This is the tendency to focus on information that confirms one’s preexisting beliefs while ignoring disconfirming evidence. In the context of investment, this could mean holding onto a losing investment for too long, waiting for ‘confirmation’ that the decision to initially invest was correct.
In psychology, the pain of losing is psychologically about twice as powerful as the pleasure of gaining. Loss aversion can lead to a conservative investment strategy where people prefer avoiding losses to acquiring equivalent gains.
Investors may also avoid taking any significant action due to fear of making a decision they might later regret. This could mean not diversifying a portfolio adequately or avoiding the stock market altogether.
The desire to conform to the behavior and opinions of others can lead investors to make decisions based on what everyone else is doing, rather than an objective analysis of the investment. This is often observed during stock market bubbles and crashes.
Being cognizant of one’s biases is the first step in mitigating their effects. Simple self-check questions like, “Am I ignoring facts that contradict my opinion?” can be remarkably effective.
Maintaining a diverse portfolio can help mitigate risks and reduce the emotional toll of potential losses on single investments.
Seeking a second opinion from a financial advisor can provide a more objective point of view, thereby avoiding emotional or cognitive traps.

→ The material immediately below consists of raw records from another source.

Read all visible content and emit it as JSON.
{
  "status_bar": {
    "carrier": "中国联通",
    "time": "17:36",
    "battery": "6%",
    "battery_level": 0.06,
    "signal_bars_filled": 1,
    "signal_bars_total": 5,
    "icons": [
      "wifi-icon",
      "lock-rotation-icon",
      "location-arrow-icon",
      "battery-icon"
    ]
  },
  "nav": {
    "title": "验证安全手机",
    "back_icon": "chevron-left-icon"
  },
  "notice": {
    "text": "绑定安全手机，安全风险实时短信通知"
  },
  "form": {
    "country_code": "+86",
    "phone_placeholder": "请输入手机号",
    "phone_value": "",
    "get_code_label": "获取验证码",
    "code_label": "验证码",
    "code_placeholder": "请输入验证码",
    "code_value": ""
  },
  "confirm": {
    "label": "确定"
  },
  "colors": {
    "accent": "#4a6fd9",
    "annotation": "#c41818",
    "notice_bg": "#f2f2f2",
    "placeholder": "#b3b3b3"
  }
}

While traditional financial theories offer invaluable insights into market behaviors, they often fail to account for human irrationality. Behavioral Finance fills this gap by integrating psychological principles into the understanding of financial decision-making. By being aware of psychological biases and triggers, investors can make more rational decisions, improving their financial prospects in the long run.